Information START
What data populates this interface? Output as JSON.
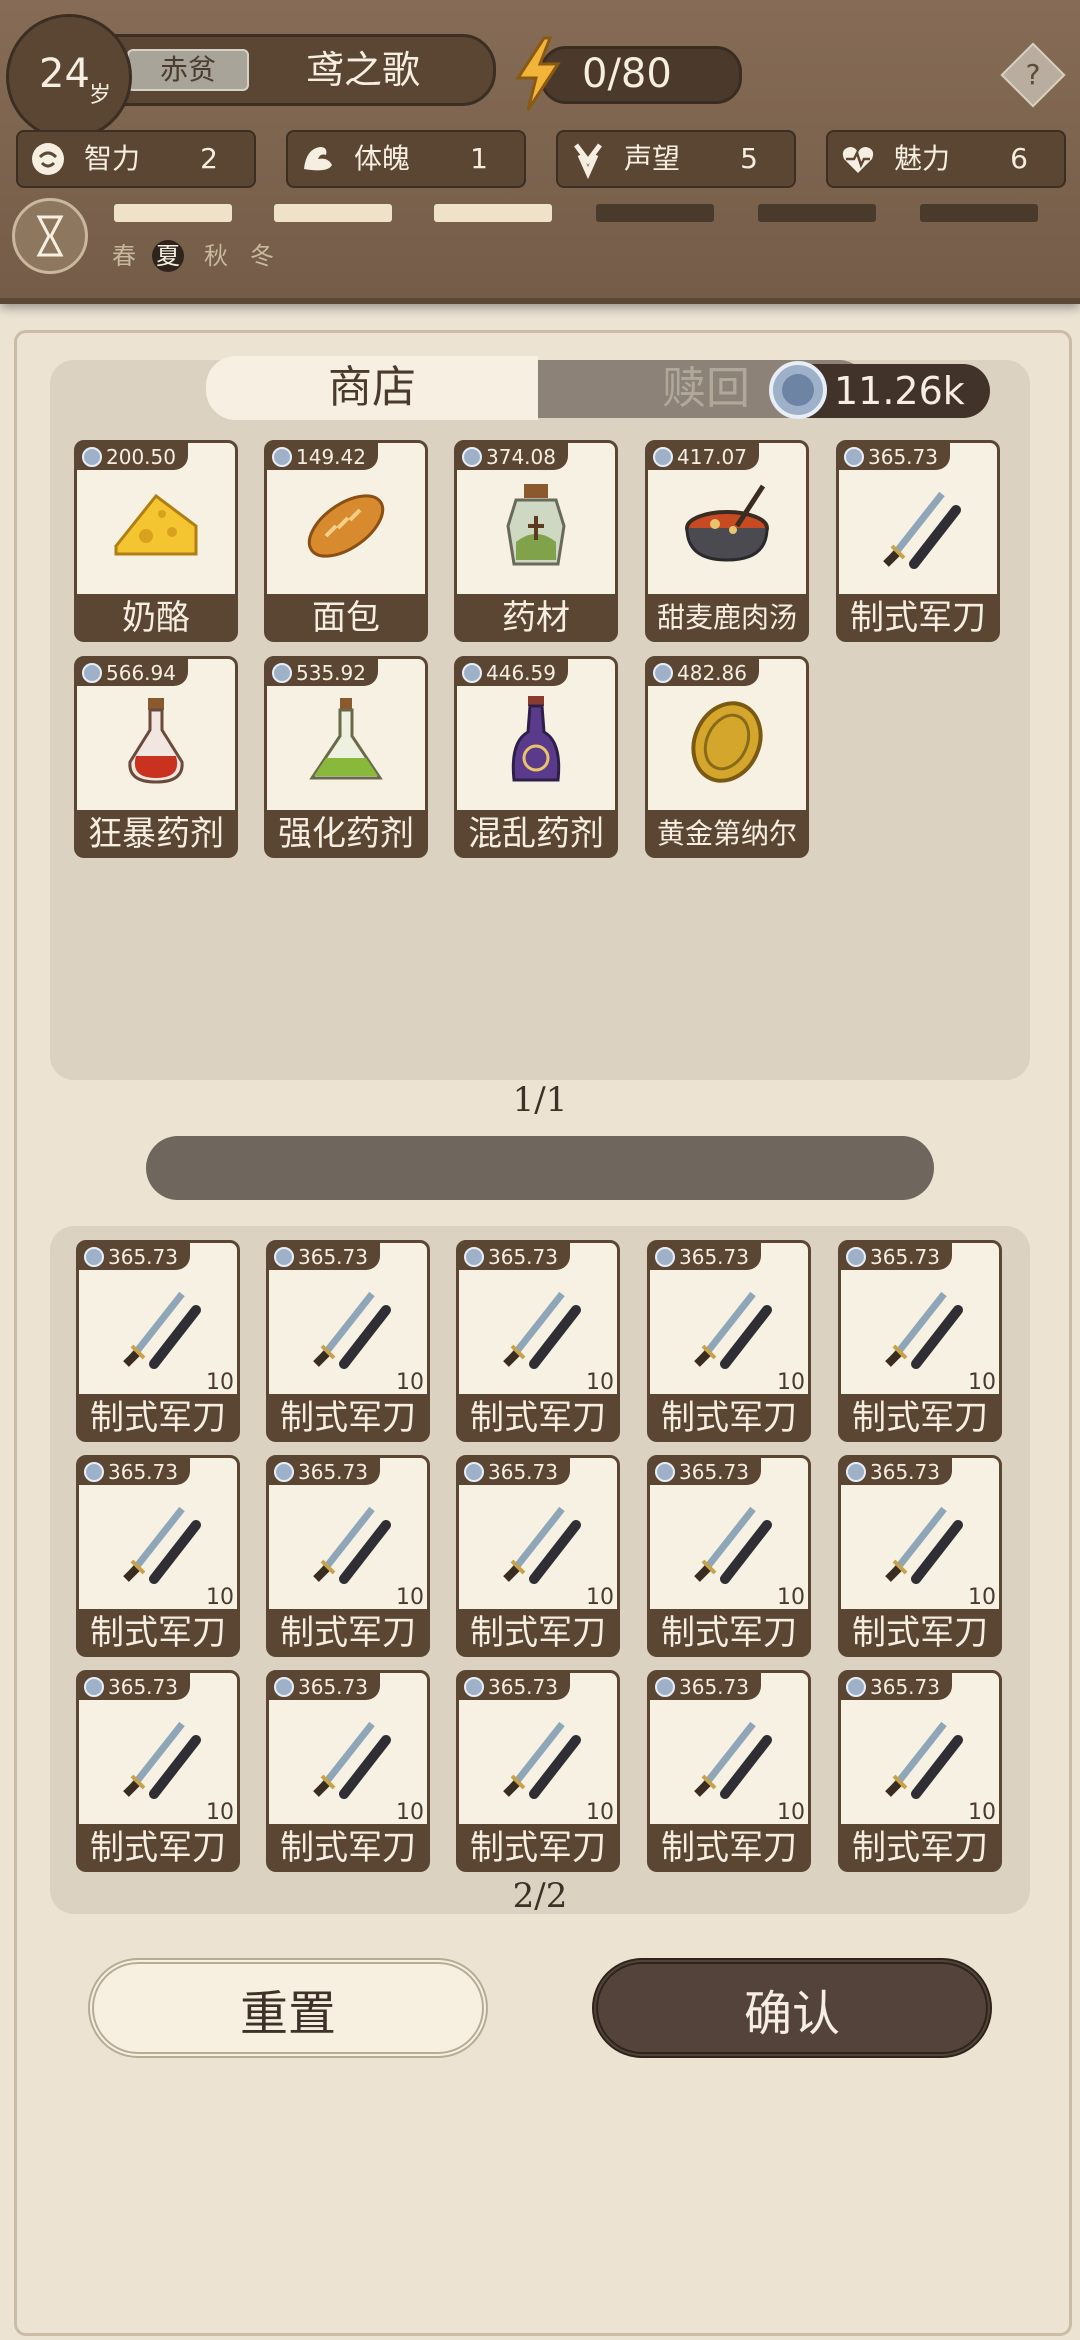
{
  "header": {
    "age": "24",
    "age_unit": "岁",
    "status": "赤贫",
    "name": "鸢之歌",
    "energy": "0/80",
    "help": "?"
  },
  "attributes": [
    {
      "label": "智力",
      "value": "2",
      "icon": "brain-icon"
    },
    {
      "label": "体魄",
      "value": "1",
      "icon": "muscle-icon"
    },
    {
      "label": "声望",
      "value": "5",
      "icon": "laurel-icon"
    },
    {
      "label": "魅力",
      "value": "6",
      "icon": "heart-icon"
    }
  ],
  "seasons": [
    "春",
    "夏",
    "秋",
    "冬"
  ],
  "active_season": "夏",
  "tabs": {
    "shop": "商店",
    "redeem": "赎回"
  },
  "currency": "11.26k",
  "shop_items": [
    {
      "price": "200.50",
      "name": "奶酪",
      "icon": "cheese-icon"
    },
    {
      "price": "149.42",
      "name": "面包",
      "icon": "bread-icon"
    },
    {
      "price": "374.08",
      "name": "药材",
      "icon": "herb-jar-icon"
    },
    {
      "price": "417.07",
      "name": "甜麦鹿肉汤",
      "icon": "stew-pot-icon"
    },
    {
      "price": "365.73",
      "name": "制式军刀",
      "icon": "saber-icon"
    },
    {
      "price": "566.94",
      "name": "狂暴药剂",
      "icon": "red-potion-icon"
    },
    {
      "price": "535.92",
      "name": "强化药剂",
      "icon": "green-potion-icon"
    },
    {
      "price": "446.59",
      "name": "混乱药剂",
      "icon": "purple-potion-icon"
    },
    {
      "price": "482.86",
      "name": "黄金第纳尔",
      "icon": "gold-coin-icon"
    }
  ],
  "shop_page": "1/1",
  "inventory_items": [
    {
      "price": "365.73",
      "name": "制式军刀",
      "count": "10"
    },
    {
      "price": "365.73",
      "name": "制式军刀",
      "count": "10"
    },
    {
      "price": "365.73",
      "name": "制式军刀",
      "count": "10"
    },
    {
      "price": "365.73",
      "name": "制式军刀",
      "count": "10"
    },
    {
      "price": "365.73",
      "name": "制式军刀",
      "count": "10"
    },
    {
      "price": "365.73",
      "name": "制式军刀",
      "count": "10"
    },
    {
      "price": "365.73",
      "name": "制式军刀",
      "count": "10"
    },
    {
      "price": "365.73",
      "name": "制式军刀",
      "count": "10"
    },
    {
      "price": "365.73",
      "name": "制式军刀",
      "count": "10"
    },
    {
      "price": "365.73",
      "name": "制式军刀",
      "count": "10"
    },
    {
      "price": "365.73",
      "name": "制式军刀",
      "count": "10"
    },
    {
      "price": "365.73",
      "name": "制式军刀",
      "count": "10"
    },
    {
      "price": "365.73",
      "name": "制式军刀",
      "count": "10"
    },
    {
      "price": "365.73",
      "name": "制式军刀",
      "count": "10"
    },
    {
      "price": "365.73",
      "name": "制式军刀",
      "count": "10"
    }
  ],
  "inventory_page": "2/2",
  "buttons": {
    "reset": "重置",
    "confirm": "确认"
  }
}
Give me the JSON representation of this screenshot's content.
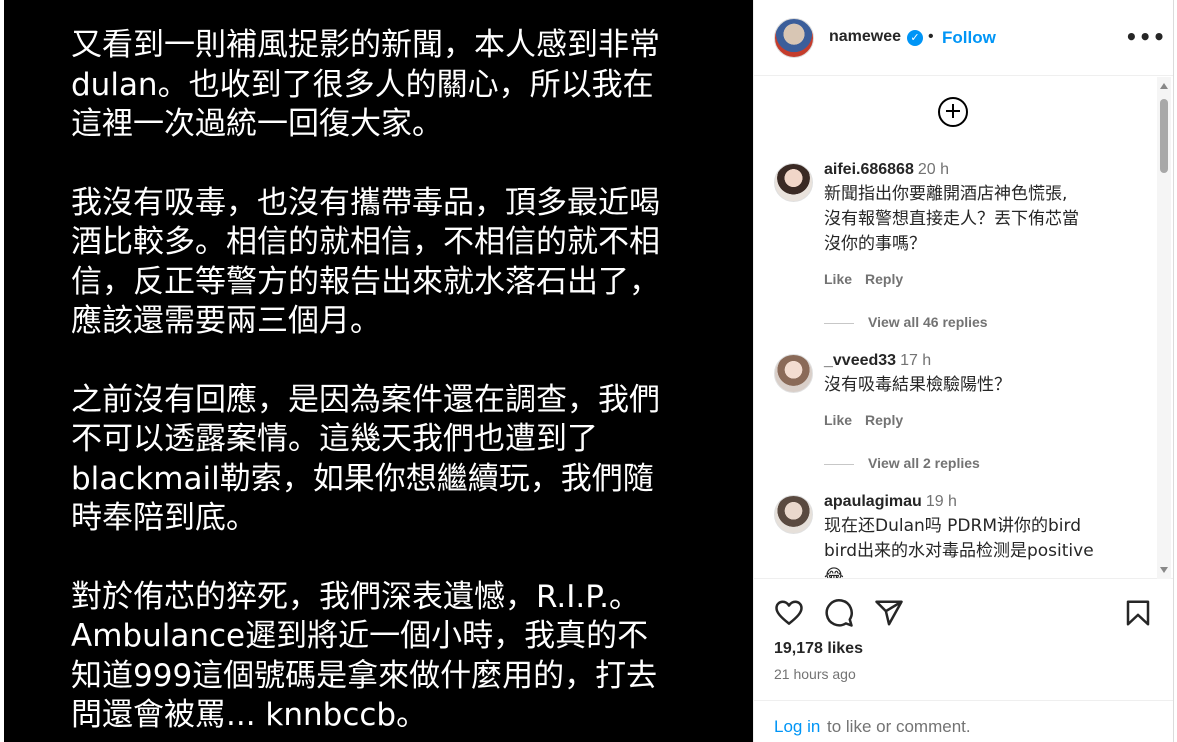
{
  "post": {
    "paragraphs": [
      [
        "又看到一則補風捉影的新聞，本人感到非常",
        "dulan。也收到了很多人的關心，所以我在",
        "這裡一次過統一回復大家。"
      ],
      [
        "我沒有吸毒，也沒有攜帶毒品，頂多最近喝",
        "酒比較多。相信的就相信，不相信的就不相",
        "信，反正等警方的報告出來就水落石出了，",
        "應該還需要兩三個月。"
      ],
      [
        "之前沒有回應，是因為案件還在調查，我們",
        "不可以透露案情。這幾天我們也遭到了",
        "blackmail勒索，如果你想繼續玩，我們隨",
        "時奉陪到底。"
      ],
      [
        "對於侑芯的猝死，我們深表遺憾，R.I.P.。",
        "Ambulance遲到將近一個小時，我真的不",
        "知道999這個號碼是拿來做什麼用的，打去",
        "問還會被罵... knnbccb。"
      ]
    ]
  },
  "header": {
    "username": "namewee",
    "verified_icon": "✓",
    "separator": "•",
    "follow_label": "Follow",
    "more_icon": "•••"
  },
  "comments": [
    {
      "user": "aifei.686868",
      "time": "20 h",
      "lines": [
        "新聞指出你要離開酒店神色慌張,",
        "沒有報警想直接走人？丟下侑芯當",
        "沒你的事嗎？"
      ],
      "like": "Like",
      "reply": "Reply",
      "view_replies": "View all 46 replies"
    },
    {
      "user": "_vveed33",
      "time": "17 h",
      "lines": [
        "沒有吸毒結果檢驗陽性？"
      ],
      "like": "Like",
      "reply": "Reply",
      "view_replies": "View all 2 replies"
    },
    {
      "user": "apaulagimau",
      "time": "19 h",
      "lines": [
        "现在还Dulan吗 PDRM讲你的bird",
        "bird出来的水对毒品检测是positive",
        "😂"
      ]
    }
  ],
  "likes": "19,178 likes",
  "time_ago": "21 hours ago",
  "login": {
    "link": "Log in",
    "rest": "to like or comment."
  },
  "colors": {
    "accent": "#0095f6",
    "text": "#262626",
    "muted": "#737373",
    "post_bg": "#000000"
  }
}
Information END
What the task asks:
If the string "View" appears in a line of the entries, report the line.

Solved problem:
      "view_replies": "View all 46 replies"
      "view_replies": "View all 2 replies"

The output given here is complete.